Tallahassee veteran ordered to remove American flag from mailbox

first_img SHARE Published: August 4, 2017 6:37 PM EDT Do you see a typo or an error? Let us know. Tallahassee veteran ordered to remove American flag from mailbox TALLAHASSEE, Fla. (WCTV) There’s a dispute brewing over a patriotic mailbox wrap in Tallahassee. The homeowners association says it’s not allowed.The Southwood Residential Community Association sent a letter to the veteran who put up the wrap, asking him to remove it or face penalties. However, the veteran said he’s not backing down without a fight.“It’s not in consonance with their aesthetic values here in Southwood,” said retired U.S. Navy Officer, John Ackert.Ackert received the notice last week.“As the holiday season comes to a close, please remove the American flag mailbox wrap. Decoration may be displayed 30 days prior and must be taken down 15 days after,” Ackert continues. “That’s been there for four years. It was put there 30 days after I moved into this house.”Now, Ackert is standing up for what he believes in. He wrote an appeal and hopes the SRCA changes its mind.“I view this as a form of bullying to be honest.
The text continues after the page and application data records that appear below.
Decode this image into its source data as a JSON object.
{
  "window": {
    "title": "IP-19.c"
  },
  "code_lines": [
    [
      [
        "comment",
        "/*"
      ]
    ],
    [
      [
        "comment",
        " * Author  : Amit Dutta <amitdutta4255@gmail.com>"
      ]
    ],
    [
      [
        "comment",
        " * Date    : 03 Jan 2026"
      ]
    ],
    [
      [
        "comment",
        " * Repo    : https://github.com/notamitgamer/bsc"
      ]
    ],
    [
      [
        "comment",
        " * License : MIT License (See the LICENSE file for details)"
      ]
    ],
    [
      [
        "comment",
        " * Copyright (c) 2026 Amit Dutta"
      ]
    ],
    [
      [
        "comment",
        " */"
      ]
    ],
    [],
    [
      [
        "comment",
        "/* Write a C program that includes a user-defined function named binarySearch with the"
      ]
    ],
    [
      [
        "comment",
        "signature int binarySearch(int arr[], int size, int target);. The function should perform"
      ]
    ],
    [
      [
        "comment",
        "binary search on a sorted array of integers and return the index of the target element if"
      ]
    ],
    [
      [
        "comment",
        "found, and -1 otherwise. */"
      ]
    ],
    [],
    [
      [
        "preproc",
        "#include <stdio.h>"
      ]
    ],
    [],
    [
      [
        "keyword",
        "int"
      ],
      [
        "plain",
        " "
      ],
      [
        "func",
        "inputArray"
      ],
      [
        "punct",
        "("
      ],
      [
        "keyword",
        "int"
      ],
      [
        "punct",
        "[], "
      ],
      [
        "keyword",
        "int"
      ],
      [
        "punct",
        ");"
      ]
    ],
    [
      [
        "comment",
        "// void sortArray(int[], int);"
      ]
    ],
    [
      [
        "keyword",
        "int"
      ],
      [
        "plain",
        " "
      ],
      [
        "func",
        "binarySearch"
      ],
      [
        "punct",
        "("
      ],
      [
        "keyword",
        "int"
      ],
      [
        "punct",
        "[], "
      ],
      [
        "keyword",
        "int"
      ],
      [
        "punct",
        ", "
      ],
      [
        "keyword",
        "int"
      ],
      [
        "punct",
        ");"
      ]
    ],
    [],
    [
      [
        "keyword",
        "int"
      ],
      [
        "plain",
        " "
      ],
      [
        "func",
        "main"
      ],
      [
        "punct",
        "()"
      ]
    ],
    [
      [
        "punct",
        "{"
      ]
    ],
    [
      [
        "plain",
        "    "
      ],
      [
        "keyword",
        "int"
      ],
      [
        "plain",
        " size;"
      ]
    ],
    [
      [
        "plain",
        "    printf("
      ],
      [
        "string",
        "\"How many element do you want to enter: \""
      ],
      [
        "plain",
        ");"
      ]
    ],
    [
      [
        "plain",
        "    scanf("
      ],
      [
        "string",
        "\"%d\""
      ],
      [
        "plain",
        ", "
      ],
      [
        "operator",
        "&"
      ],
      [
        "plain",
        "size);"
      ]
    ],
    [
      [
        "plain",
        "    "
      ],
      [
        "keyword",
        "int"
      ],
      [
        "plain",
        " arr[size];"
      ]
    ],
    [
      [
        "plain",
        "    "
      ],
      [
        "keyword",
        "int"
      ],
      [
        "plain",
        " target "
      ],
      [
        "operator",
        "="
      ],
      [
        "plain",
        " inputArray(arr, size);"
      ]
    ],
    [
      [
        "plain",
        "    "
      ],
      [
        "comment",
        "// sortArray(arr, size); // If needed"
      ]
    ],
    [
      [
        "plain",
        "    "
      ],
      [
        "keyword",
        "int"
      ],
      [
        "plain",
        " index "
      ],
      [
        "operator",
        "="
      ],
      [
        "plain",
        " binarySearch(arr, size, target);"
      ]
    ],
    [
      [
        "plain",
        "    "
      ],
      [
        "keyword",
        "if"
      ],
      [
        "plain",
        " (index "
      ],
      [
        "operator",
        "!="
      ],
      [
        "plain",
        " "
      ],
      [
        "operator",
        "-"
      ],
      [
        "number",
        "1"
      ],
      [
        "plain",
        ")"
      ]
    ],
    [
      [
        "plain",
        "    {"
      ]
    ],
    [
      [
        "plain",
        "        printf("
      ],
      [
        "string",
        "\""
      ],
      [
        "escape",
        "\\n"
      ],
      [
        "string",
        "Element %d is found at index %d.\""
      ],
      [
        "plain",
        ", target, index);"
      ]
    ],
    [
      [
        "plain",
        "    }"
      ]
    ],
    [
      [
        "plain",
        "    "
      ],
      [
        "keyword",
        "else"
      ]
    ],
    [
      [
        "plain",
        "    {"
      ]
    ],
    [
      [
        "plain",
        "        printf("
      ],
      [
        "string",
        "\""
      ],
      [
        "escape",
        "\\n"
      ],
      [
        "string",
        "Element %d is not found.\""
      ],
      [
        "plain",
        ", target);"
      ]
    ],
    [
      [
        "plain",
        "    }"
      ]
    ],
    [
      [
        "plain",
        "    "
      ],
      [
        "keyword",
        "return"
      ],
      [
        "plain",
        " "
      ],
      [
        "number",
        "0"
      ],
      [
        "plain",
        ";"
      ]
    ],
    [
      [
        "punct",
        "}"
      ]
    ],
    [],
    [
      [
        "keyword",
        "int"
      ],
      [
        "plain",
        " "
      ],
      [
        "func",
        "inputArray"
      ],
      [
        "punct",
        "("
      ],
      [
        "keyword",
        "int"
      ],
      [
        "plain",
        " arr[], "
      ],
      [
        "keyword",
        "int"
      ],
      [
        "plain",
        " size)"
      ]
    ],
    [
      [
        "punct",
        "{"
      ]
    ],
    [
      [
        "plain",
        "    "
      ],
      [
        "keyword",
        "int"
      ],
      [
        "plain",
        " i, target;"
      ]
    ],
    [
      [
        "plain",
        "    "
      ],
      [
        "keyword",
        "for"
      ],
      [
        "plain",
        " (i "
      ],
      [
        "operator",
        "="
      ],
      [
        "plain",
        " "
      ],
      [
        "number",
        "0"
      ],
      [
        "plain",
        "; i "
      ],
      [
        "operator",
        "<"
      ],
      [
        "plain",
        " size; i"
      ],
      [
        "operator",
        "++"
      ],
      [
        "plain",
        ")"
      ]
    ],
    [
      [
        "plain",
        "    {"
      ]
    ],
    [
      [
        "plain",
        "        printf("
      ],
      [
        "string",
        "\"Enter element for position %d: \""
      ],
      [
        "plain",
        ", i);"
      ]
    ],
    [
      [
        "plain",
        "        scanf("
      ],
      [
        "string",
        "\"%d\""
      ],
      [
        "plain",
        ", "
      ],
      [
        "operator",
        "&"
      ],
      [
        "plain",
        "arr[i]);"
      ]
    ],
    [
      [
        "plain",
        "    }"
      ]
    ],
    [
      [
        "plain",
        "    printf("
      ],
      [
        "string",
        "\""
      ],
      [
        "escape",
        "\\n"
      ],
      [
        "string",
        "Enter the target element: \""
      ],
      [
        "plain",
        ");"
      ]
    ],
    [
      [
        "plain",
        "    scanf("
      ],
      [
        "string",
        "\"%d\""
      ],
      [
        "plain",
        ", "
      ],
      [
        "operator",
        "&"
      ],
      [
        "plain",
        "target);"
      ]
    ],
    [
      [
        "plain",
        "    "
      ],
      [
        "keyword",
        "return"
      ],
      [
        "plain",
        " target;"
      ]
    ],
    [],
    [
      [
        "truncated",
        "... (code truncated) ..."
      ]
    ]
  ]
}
And I think people should stand up to bullying of any form, and particularly this,” Ackert said.Neighbors in Southwood said the patriotism is refreshing, and the letter was a bit harsh.“The man’s a veteran, he served the country. It’s just a mailbox with a flag, I don’t think it’s right. He owns the house, he can at least have that,” said neighbor, Mike Patel.Residents receive a binder full of rules and standards before moving into Southwood. Many said they’re not surprised by the H.O.A.’s actions.“They do things like this all the time. I think it’s ridiculous. What’s wrong with being patriotic in the country you live in?” said neighbor, Mike Stephenson.The letter said Ackert has 15 days to remove the wrap, or face a fine. He is appealing the request.On Thursday, the Southwood Residential Community Association responded to Ackert’s appeal, saying they will present it to the Covenants Committee for a decision on August 8.We reached out to the SRCA on this issue. They say they are investigating it, but they have no comment at this time.last_img read more